There are a few exceptions to this rule.  For example, consumption of shark or polar bear liver over a long period of time can cause hypervitaminosis D, which can be lethal.  Lathyrism is a neurological disease that results from eating certain legumes, such as  Lathyrus sativus (grass peas), that contain a highly toxic compound, oxalyldiaminopropionic acid (ODAP).  OADP is a structural analog of glutamate, an important neural transmitter. The composition of biotech foods is carefully studied to ensure that all components are within the ranges of concentration normally observed in that food; special attention is focused on the concentration of constituents such as vitamin D or other antinutrients that could cause adverse effects if consumed in large amounts.  And, since crop composition data show that GM crops are less altered in their composition than crops produced by more disruptive, black-box, conventional breeding methods, the odds of an adverse effect arising in 50 years from the consumption of a new GM variety as part of our overall diet are less than they would be from the consumption of other varieties of the same crop—but remember, crop-plant breeding has proven to be a very safe process.  We are talking about food here, not toxic waste.


What does make an important difference in human health is our diet: specifically, eating a varied diet in moderation ensures optimal health. Many studies show that a diet rich in fruits and vegetables, which are high in fiber and low in fats—especially saturated fats—is likely to produce a better health outcome 40–50 years from now. So the best food advice I can offer is: is don’t worry about GM crops; focus on eating a varied, balanced diet in moderation.  And while you’re at it, get plenty of rest, avoid stress and exercise regularly. You’ll feel better and live better.


The example of using lead is not a good analogy to food, firstly because it is a single compound and not a complex mixture of chemicals, like food is. Large intakes of many pure chemicals, even food ingredients like salt or baking soda, can be lethal. Secondly, it is one of many known toxic compounds that are not known to occur in food at toxic levels—largely because the food system goes to great lengths to keep lead out of food.  There certainly are many compounds, like lead and mercury, that we need to avoid because they are toxic.

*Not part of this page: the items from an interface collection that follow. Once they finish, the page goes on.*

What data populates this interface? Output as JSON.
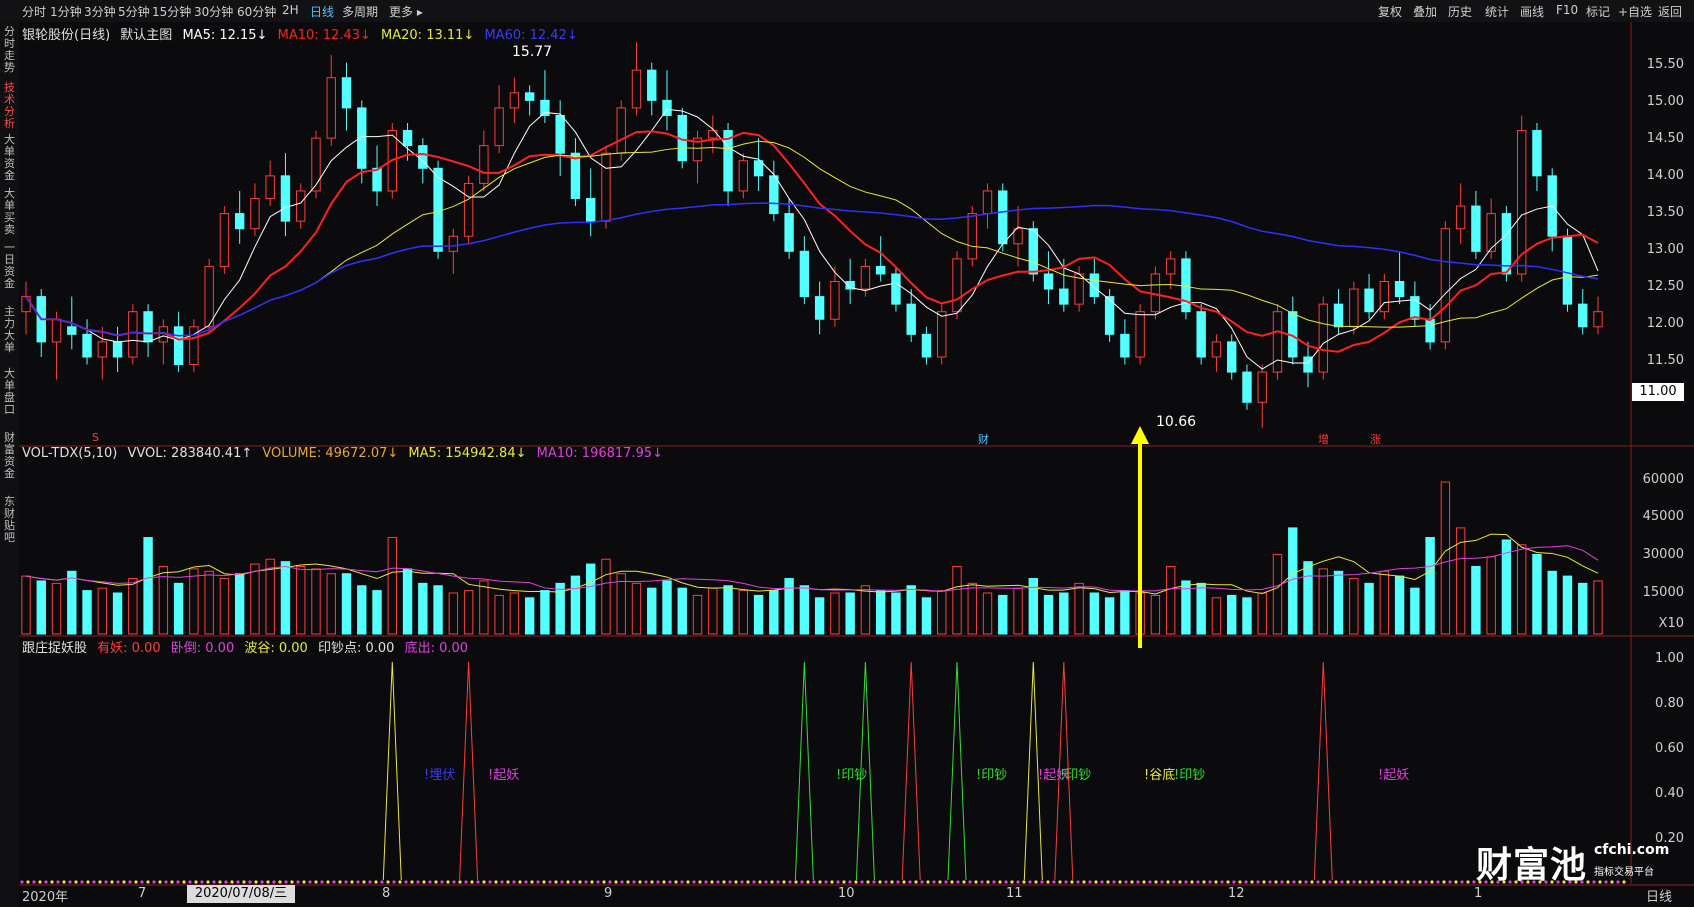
{
  "toolbar": {
    "periods": [
      "分时",
      "1分钟",
      "3分钟",
      "5分钟",
      "15分钟",
      "30分钟",
      "60分钟",
      "2H",
      "日线",
      "多周期",
      "更多 ▸"
    ],
    "active_period": "日线",
    "tools": [
      "复权",
      "叠加",
      "历史",
      "统计",
      "画线",
      "F10",
      "标记",
      "+自选",
      "返回"
    ]
  },
  "side_tabs": [
    "分时走势",
    "技术分析",
    "大单资金",
    "大单买卖",
    "一日资金",
    "主力大单",
    "大单盘口",
    "财富资金",
    "东财贴吧"
  ],
  "active_side_tab": "技术分析",
  "main_legend": {
    "title": "银轮股份(日线)",
    "template": "默认主图",
    "ma5": "MA5: 12.15↓",
    "ma10": "MA10: 12.43↓",
    "ma20": "MA20: 13.11↓",
    "ma60": "MA60: 12.42↓"
  },
  "price_axis": [
    "15.50",
    "15.00",
    "14.50",
    "14.00",
    "13.50",
    "13.00",
    "12.50",
    "12.00",
    "11.50"
  ],
  "current_price": "11.00",
  "high_label": "15.77",
  "low_label": "10.66",
  "event_markers": [
    "S",
    "财",
    "增",
    "涨"
  ],
  "volume_legend": {
    "name": "VOL-TDX(5,10)",
    "vvol": "VVOL: 283840.41↑",
    "volume": "VOLUME: 49672.07↓",
    "ma5": "MA5: 154942.84↓",
    "ma10": "MA10: 196817.95↓"
  },
  "volume_axis": [
    "60000",
    "45000",
    "30000",
    "15000"
  ],
  "volume_unit": "X10",
  "indicator_legend": {
    "name": "跟庄捉妖股",
    "youyao": "有妖: 0.00",
    "wodao": "卧倒: 0.00",
    "bogu": "波谷: 0.00",
    "yinchao": "印钞点: 0.00",
    "dichu": "底出: 0.00"
  },
  "indicator_axis": [
    "1.00",
    "0.80",
    "0.60",
    "0.40",
    "0.20"
  ],
  "signals": [
    {
      "text": "!埋伏",
      "color": "#3a3aff"
    },
    {
      "text": "!起妖",
      "color": "#e040e0"
    },
    {
      "text": "!印钞",
      "color": "#2ee02e"
    },
    {
      "text": "!印钞",
      "color": "#2ee02e"
    },
    {
      "text": "!起妖",
      "color": "#e040e0"
    },
    {
      "text": "!印钞",
      "color": "#2ee02e"
    },
    {
      "text": "!谷底",
      "color": "#e8e83a"
    },
    {
      "text": "!印钞",
      "color": "#2ee02e"
    },
    {
      "text": "!起妖",
      "color": "#e040e0"
    }
  ],
  "x_axis": [
    "2020年",
    "7",
    "8",
    "9",
    "10",
    "11",
    "12",
    "1"
  ],
  "date_box": "2020/07/08/三",
  "bottom_right": "日线",
  "logo": {
    "cn": "财富池",
    "domain": "cfchi.com",
    "sub": "指标交易平台"
  },
  "colors": {
    "up": "#ff3c3c",
    "down": "#54ffff",
    "ma5": "#ffffff",
    "ma10": "#ff2020",
    "ma20": "#e8e83a",
    "ma60": "#2f2fff",
    "volma10": "#e040e0"
  },
  "chart_data": {
    "type": "candlestick",
    "ylim": [
      10.5,
      15.8
    ],
    "ohlc": [
      [
        12.2,
        12.6,
        11.9,
        12.4
      ],
      [
        12.4,
        12.5,
        11.6,
        11.8
      ],
      [
        11.8,
        12.2,
        11.3,
        12.1
      ],
      [
        12.0,
        12.4,
        11.7,
        11.9
      ],
      [
        11.9,
        12.1,
        11.5,
        11.6
      ],
      [
        11.6,
        12.0,
        11.3,
        11.8
      ],
      [
        11.8,
        12.0,
        11.4,
        11.6
      ],
      [
        11.6,
        12.3,
        11.5,
        12.2
      ],
      [
        12.2,
        12.3,
        11.6,
        11.8
      ],
      [
        11.8,
        12.1,
        11.5,
        12.0
      ],
      [
        12.0,
        12.2,
        11.4,
        11.5
      ],
      [
        11.5,
        12.1,
        11.4,
        12.0
      ],
      [
        12.0,
        12.9,
        11.9,
        12.8
      ],
      [
        12.8,
        13.6,
        12.7,
        13.5
      ],
      [
        13.5,
        13.8,
        13.1,
        13.3
      ],
      [
        13.3,
        13.9,
        13.2,
        13.7
      ],
      [
        13.7,
        14.2,
        13.6,
        14.0
      ],
      [
        14.0,
        14.3,
        13.2,
        13.4
      ],
      [
        13.4,
        13.9,
        13.3,
        13.8
      ],
      [
        13.8,
        14.6,
        13.7,
        14.5
      ],
      [
        14.5,
        15.6,
        14.4,
        15.3
      ],
      [
        15.3,
        15.5,
        14.6,
        14.9
      ],
      [
        14.9,
        15.0,
        13.9,
        14.1
      ],
      [
        14.1,
        14.4,
        13.6,
        13.8
      ],
      [
        13.8,
        14.7,
        13.7,
        14.6
      ],
      [
        14.6,
        14.7,
        14.2,
        14.4
      ],
      [
        14.4,
        14.5,
        13.9,
        14.1
      ],
      [
        14.1,
        14.2,
        12.9,
        13.0
      ],
      [
        13.0,
        13.3,
        12.7,
        13.2
      ],
      [
        13.2,
        14.0,
        13.1,
        13.9
      ],
      [
        13.9,
        14.6,
        13.8,
        14.4
      ],
      [
        14.4,
        15.2,
        14.3,
        14.9
      ],
      [
        14.9,
        15.3,
        14.7,
        15.1
      ],
      [
        15.1,
        15.2,
        14.8,
        15.0
      ],
      [
        15.0,
        15.4,
        14.7,
        14.8
      ],
      [
        14.8,
        15.0,
        14.0,
        14.3
      ],
      [
        14.3,
        14.5,
        13.6,
        13.7
      ],
      [
        13.7,
        14.1,
        13.2,
        13.4
      ],
      [
        13.4,
        14.4,
        13.3,
        14.3
      ],
      [
        14.3,
        15.0,
        14.2,
        14.9
      ],
      [
        14.9,
        15.77,
        14.8,
        15.4
      ],
      [
        15.4,
        15.5,
        14.8,
        15.0
      ],
      [
        15.0,
        15.4,
        14.6,
        14.8
      ],
      [
        14.8,
        14.9,
        14.1,
        14.2
      ],
      [
        14.2,
        14.6,
        13.9,
        14.5
      ],
      [
        14.5,
        14.8,
        14.3,
        14.6
      ],
      [
        14.6,
        14.7,
        13.6,
        13.8
      ],
      [
        13.8,
        14.3,
        13.7,
        14.2
      ],
      [
        14.2,
        14.5,
        13.8,
        14.0
      ],
      [
        14.0,
        14.2,
        13.4,
        13.5
      ],
      [
        13.5,
        13.7,
        12.9,
        13.0
      ],
      [
        13.0,
        13.2,
        12.3,
        12.4
      ],
      [
        12.4,
        12.6,
        11.9,
        12.1
      ],
      [
        12.1,
        12.8,
        12.0,
        12.6
      ],
      [
        12.6,
        12.9,
        12.3,
        12.5
      ],
      [
        12.5,
        12.9,
        12.4,
        12.8
      ],
      [
        12.8,
        13.2,
        12.6,
        12.7
      ],
      [
        12.7,
        12.8,
        12.2,
        12.3
      ],
      [
        12.3,
        12.5,
        11.8,
        11.9
      ],
      [
        11.9,
        12.0,
        11.5,
        11.6
      ],
      [
        11.6,
        12.3,
        11.5,
        12.2
      ],
      [
        12.2,
        13.0,
        12.1,
        12.9
      ],
      [
        12.9,
        13.6,
        12.8,
        13.5
      ],
      [
        13.5,
        13.9,
        13.3,
        13.8
      ],
      [
        13.8,
        13.9,
        13.0,
        13.1
      ],
      [
        13.1,
        13.6,
        12.8,
        13.3
      ],
      [
        13.3,
        13.4,
        12.6,
        12.7
      ],
      [
        12.7,
        13.0,
        12.3,
        12.5
      ],
      [
        12.5,
        12.9,
        12.2,
        12.3
      ],
      [
        12.3,
        12.8,
        12.2,
        12.7
      ],
      [
        12.7,
        12.9,
        12.3,
        12.4
      ],
      [
        12.4,
        12.5,
        11.8,
        11.9
      ],
      [
        11.9,
        12.1,
        11.5,
        11.6
      ],
      [
        11.6,
        12.3,
        11.5,
        12.2
      ],
      [
        12.2,
        12.8,
        12.1,
        12.7
      ],
      [
        12.7,
        13.0,
        12.5,
        12.9
      ],
      [
        12.9,
        13.0,
        12.1,
        12.2
      ],
      [
        12.2,
        12.3,
        11.5,
        11.6
      ],
      [
        11.6,
        11.9,
        11.4,
        11.8
      ],
      [
        11.8,
        11.9,
        11.3,
        11.4
      ],
      [
        11.4,
        11.5,
        10.9,
        11.0
      ],
      [
        11.0,
        11.5,
        10.66,
        11.4
      ],
      [
        11.4,
        12.3,
        11.3,
        12.2
      ],
      [
        12.2,
        12.4,
        11.5,
        11.6
      ],
      [
        11.6,
        11.8,
        11.2,
        11.4
      ],
      [
        11.4,
        12.4,
        11.3,
        12.3
      ],
      [
        12.3,
        12.5,
        11.9,
        12.0
      ],
      [
        12.0,
        12.6,
        11.9,
        12.5
      ],
      [
        12.5,
        12.7,
        12.1,
        12.2
      ],
      [
        12.2,
        12.7,
        12.1,
        12.6
      ],
      [
        12.6,
        13.0,
        12.3,
        12.4
      ],
      [
        12.4,
        12.6,
        12.0,
        12.1
      ],
      [
        12.1,
        12.3,
        11.7,
        11.8
      ],
      [
        11.8,
        13.4,
        11.7,
        13.3
      ],
      [
        13.3,
        13.9,
        13.1,
        13.6
      ],
      [
        13.6,
        13.8,
        12.9,
        13.0
      ],
      [
        13.0,
        13.7,
        12.9,
        13.5
      ],
      [
        13.5,
        13.6,
        12.6,
        12.7
      ],
      [
        12.7,
        14.8,
        12.6,
        14.6
      ],
      [
        14.6,
        14.7,
        13.8,
        14.0
      ],
      [
        14.0,
        14.1,
        13.0,
        13.2
      ],
      [
        13.2,
        13.3,
        12.2,
        12.3
      ],
      [
        12.3,
        12.5,
        11.9,
        12.0
      ],
      [
        12.0,
        12.4,
        11.9,
        12.2
      ]
    ],
    "volume": [
      24,
      22,
      21,
      26,
      18,
      19,
      17,
      23,
      40,
      28,
      21,
      27,
      26,
      23,
      25,
      29,
      31,
      30,
      28,
      27,
      25,
      25,
      20,
      18,
      40,
      27,
      21,
      20,
      17,
      18,
      22,
      16,
      17,
      15,
      18,
      21,
      24,
      29,
      31,
      25,
      21,
      19,
      22,
      19,
      16,
      19,
      20,
      18,
      16,
      18,
      23,
      20,
      15,
      17,
      17,
      20,
      18,
      17,
      20,
      15,
      18,
      28,
      21,
      17,
      16,
      19,
      23,
      16,
      17,
      21,
      17,
      15,
      18,
      17,
      16,
      28,
      22,
      21,
      15,
      16,
      15,
      17,
      33,
      44,
      30,
      27,
      26,
      23,
      21,
      26,
      24,
      19,
      40,
      63,
      44,
      28,
      32,
      39,
      37,
      33,
      26,
      24,
      21,
      22
    ],
    "signals_x_index": [
      24,
      29,
      51,
      55,
      58,
      61,
      66,
      68,
      85
    ]
  }
}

With regard to long-term effects on the environment, it's important to point out that mandatory, comprehensive premarket environmental safety tests are done on GM crops before they are approved.  And mandatory postmarket monitoring has demonstrated to this point in time—17 years of planting GM crops—that they have on balance less environmental impact than conventional crops and improve the sustainability of agriculture in several important ways related to water, soil and reduced greenhouse gas emissions.


So far, so good, but, as your question points out, we can't know what is going to happen in 50 years. What we do know is that if we don't use GM technology, we lose some very important benefits: we will produce less yield per acre; use more chemicals, fuel and labor; lose benefits of soil conservation and improved soil organic matter; lose the benefit of water conservation and lowered contamination of water by farm chemicals; and lose the beneficial reduction in greenhouse gases.  When deciding whether or not to use a new technology, one must weigh the potential risks and benefits and not ignore the damage done by present methods. There is every reason to believe that GM agriculture is more sustainable and better for the environment in many cases.